Managing Body Weight

Another key to limiting the decline of aerobic capacity, as we get older is managing your body weight. Simply put, as your body weight increases your aerobic capacity decreases. Avoiding weight gain becomes more challenging as we age, due to a decrease in hormones that maintain muscle mass and adopting more sedentary lifestyle behaviours. Training frequently including obtaining sufficient levels of daily incidental activity; eating meals; avoiding snacking; getting to sleep before 10pm; and staying hydrated are basic disciplines that provide a pretty solid foundation to maintaining a lean and healthy body weight.

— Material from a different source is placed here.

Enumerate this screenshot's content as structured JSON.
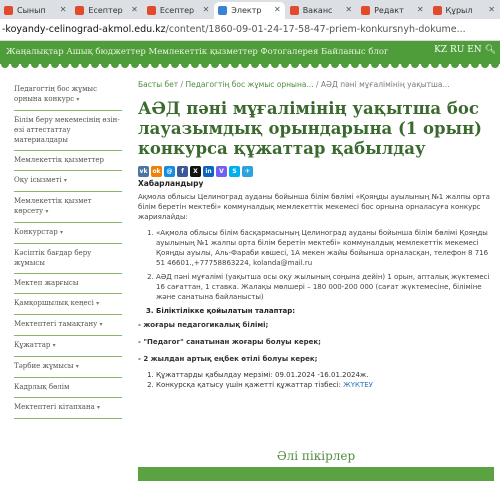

Non-bike training is also important to consider – if you want to maintain your riding performance into your twilight years. Too often we get overly fixated on making a certain cycling mileage per session or week. If performance were the objective a smart approach would be ‘what activity at this moment will potentially give me more gain?’ This might well mean a ride is substituted for a Yoga session, or gym, or even a massage. A tight body will not be able to express anywhere near its full force potential on the pedals. Likewise strength weakness – instability being an obvious example – will inhibit the expression of force on the pedals.

Example Week of Training

  • Monday Ride – include some ‘all-out’ efforts
  • Tuesday Ride – include some hills
  • Wednesday Restoration – Yoga Class
  • Thursday Ride – include some ‘hanging in by the skin of your teeth’ efforts
  • Friday Ride – include some ‘steep’ hills
  • Saturday Ride – long, variable ride
  • Sunday Spa and cold beer!

In the example week of training above, the layout or structure of the week can alter. In fact I would encourage you to frequently alter the landscape of your training week. Why not a week which includes some back-to-back days of training in hills? Or if the legs are feeling unproductively heavy, substitute a interval session for an easy flat ride; or ditch the bike all together for the day and do some extra restoration activity i.e. spa; sauna; stretch; spa etc. Again don’t be too rigid and keep your training cycle alive and fresh.

The importance of adequately and appropriately adjusting training and lifestyle behaviour is key to maintaining or discovering performance on your bike. Whilst we are subject to adverse physiological changes relating to performance as we age, the most significant contributors to performance decline or advancement remain within our control. And how reassuring is that for those of us still motivated to experience more of the wonderful cycling opportunities on offer, and the health and vitality alongside it.

Read Part 1 – Does Age Matter & Part 2 – Training Wisely

The published training programs have been developed by or on behalf of Slow Trails Pty Ltd t/a Solo Bike. They are suggested programs only and do not take into account specific individuals and their medical and physical needs and capabilities. Solo Bike does not make any representation whatsoever as to the appropriateness or effectiveness of the programs for any specific individuals. We advise you speak with your doctor or healthcare professional before you start any of the programs. Except to the extent required by law, Solo Bike is not responsible or liable to any person for the information or advice which is provided in the programs or any loss or injury you suffer as a result of undertaking any of the programs.